AbstractThis thesis is an examination of the extant sermons of Pastor Jean Medard, of the Eglise Reformee de France, in the northern French city of Rauen from 1939 to 1945. The manuscript sermons are a unique, contemporaneous response to the horrors of war and occupation in the city and its environs and were an impulse towards singular obedience leading to life threatening actions. They answer the fundamental question of what to say to a deeply troubled congregation during this time.
The thesis details the sermons in their historical context and identifies the principle topics within the pastor's crisis rhetoric. This is developed, not only to identify how the congregation was regularly guided to deal with and survive the hardship, but also to determine whether, in being true to a belief in God, the pastor and his colleagues created a French version of the German Confessing Church in the Occupied Zone of France. The thesis also provides evidence Qf the repeated motivation behind Resistance and rescue in the Occupied Zone that enabled refugees to pass through Rauen and its environs and so find refuge from persecution in other parts of France. Taken together, the topics addressed in the thesis help further define the concept of spiritual resistance.
This material is significant in two ways. For the Protestant Church in France it substantiates what has been glimpsed in the Occupied Zone previously: that during WWII pastors of the Eglise Reformee de France regularly guided their congregations as a response to God, an obligation to others, and resistance against totalitarianism. For the Protestant, and particularly the Presbyterian, Church in Ireland it exposes a little known history of a scripturally based, active resistance to aggression and oppression that was openly proclaimed and manifested in love of others.

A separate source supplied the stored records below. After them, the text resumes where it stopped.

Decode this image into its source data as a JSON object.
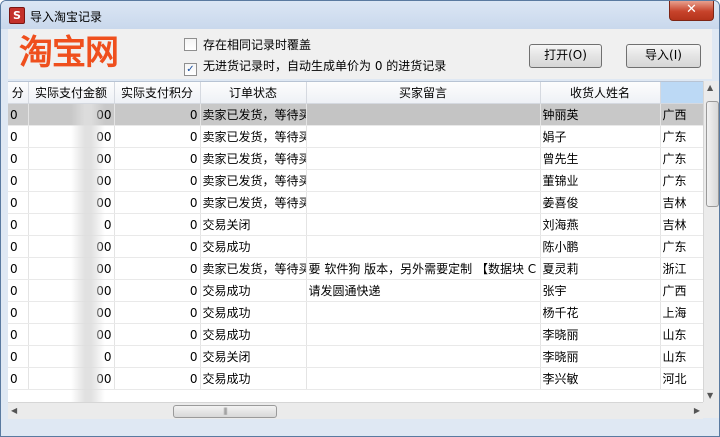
{
  "window": {
    "title": "导入淘宝记录",
    "close_label": "✕"
  },
  "logo": "淘宝网",
  "options": [
    {
      "label": "存在相同记录时覆盖",
      "checked": false
    },
    {
      "label": "无进货记录时，自动生成单价为 0 的进货记录",
      "checked": true
    }
  ],
  "buttons": {
    "open": "打开(O)",
    "import": "导入(I)"
  },
  "table": {
    "columns": [
      "分",
      "实际支付金额",
      "实际支付积分",
      "订单状态",
      "买家留言",
      "收货人姓名",
      ""
    ],
    "rows": [
      {
        "c0": "0",
        "amount": "00",
        "points": "0",
        "status": "卖家已发货，等待买",
        "message": "",
        "name": "钟丽英",
        "region": "广西"
      },
      {
        "c0": "0",
        "amount": "00",
        "points": "0",
        "status": "卖家已发货，等待买",
        "message": "",
        "name": "娟子",
        "region": "广东"
      },
      {
        "c0": "0",
        "amount": "00",
        "points": "0",
        "status": "卖家已发货，等待买",
        "message": "",
        "name": "曾先生",
        "region": "广东"
      },
      {
        "c0": "0",
        "amount": "00",
        "points": "0",
        "status": "卖家已发货，等待买",
        "message": "",
        "name": "董锦业",
        "region": "广东"
      },
      {
        "c0": "0",
        "amount": "00",
        "points": "0",
        "status": "卖家已发货，等待买",
        "message": "",
        "name": "姜喜俊",
        "region": "吉林"
      },
      {
        "c0": "0",
        "amount": "0",
        "points": "0",
        "status": "交易关闭",
        "message": "",
        "name": "刘海燕",
        "region": "吉林"
      },
      {
        "c0": "0",
        "amount": "00",
        "points": "0",
        "status": "交易成功",
        "message": "",
        "name": "陈小鹏",
        "region": "广东"
      },
      {
        "c0": "0",
        "amount": "00",
        "points": "0",
        "status": "卖家已发货，等待买",
        "message": "要 软件狗 版本，另外需要定制 【数据块 C",
        "name": "夏灵莉",
        "region": "浙江"
      },
      {
        "c0": "0",
        "amount": "00",
        "points": "0",
        "status": "交易成功",
        "message": "请发圆通快递",
        "name": "张宇",
        "region": "广西"
      },
      {
        "c0": "0",
        "amount": "00",
        "points": "0",
        "status": "交易成功",
        "message": "",
        "name": "杨千花",
        "region": "上海"
      },
      {
        "c0": "0",
        "amount": "00",
        "points": "0",
        "status": "交易成功",
        "message": "",
        "name": "李晓丽",
        "region": "山东"
      },
      {
        "c0": "0",
        "amount": "0",
        "points": "0",
        "status": "交易关闭",
        "message": "",
        "name": "李晓丽",
        "region": "山东"
      },
      {
        "c0": "0",
        "amount": "00",
        "points": "0",
        "status": "交易成功",
        "message": "",
        "name": "李兴敏",
        "region": "河北"
      }
    ]
  },
  "scrollbar": {
    "grip": "|||"
  },
  "colors": {
    "logo": "#ef4f1d",
    "selected_row": "#c8c8c8",
    "selected_header": "#bcd9f5"
  }
}
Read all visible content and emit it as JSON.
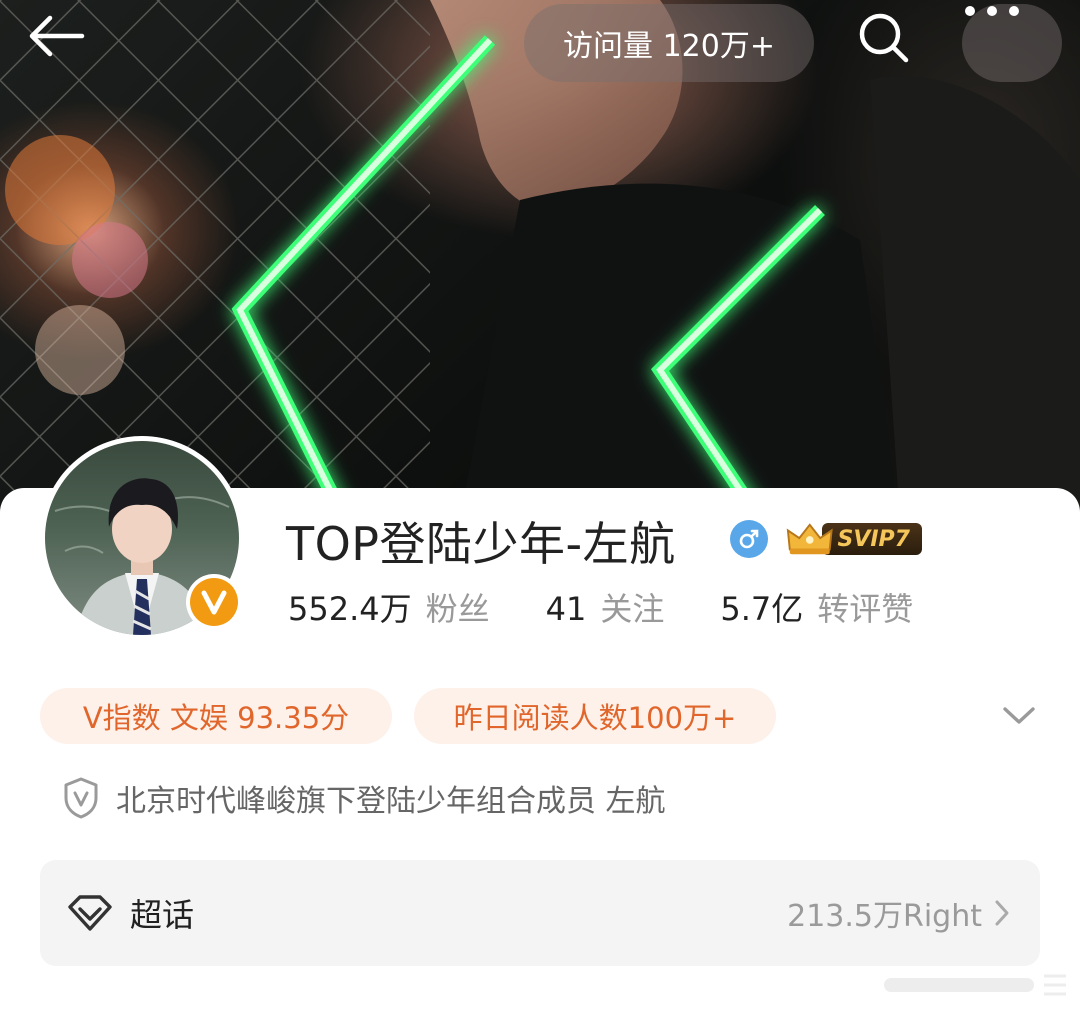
{
  "header": {
    "visits_label": "访问量 120万+",
    "back_icon": "arrow-left-icon",
    "search_icon": "search-icon",
    "more_icon": "more-dots-icon"
  },
  "profile": {
    "name": "TOP登陆少年-左航",
    "gender_icon": "male-icon",
    "verified_badge": "V",
    "svip_label": "SVIP7",
    "stats": [
      {
        "value": "552.4万",
        "label": "粉丝"
      },
      {
        "value": "41",
        "label": "关注"
      },
      {
        "value": "5.7亿",
        "label": "转评赞"
      }
    ]
  },
  "tags": {
    "v_index": "V指数 文娱 93.35分",
    "yesterday_reads": "昨日阅读人数100万+"
  },
  "certification": {
    "text": "北京时代峰峻旗下登陆少年组合成员 左航"
  },
  "super_topic": {
    "label": "超话",
    "count": "213.5万Right"
  },
  "colors": {
    "accent_orange": "#e1662c",
    "pill_bg": "#fdf1ea",
    "verified_orange": "#f29b12",
    "gender_blue": "#59a7e8",
    "svip_gold": "#f5c65a"
  }
}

|Date of Award||Jul 2021|
|Supervisor||Eric Morier-Genoud (Supervisor)|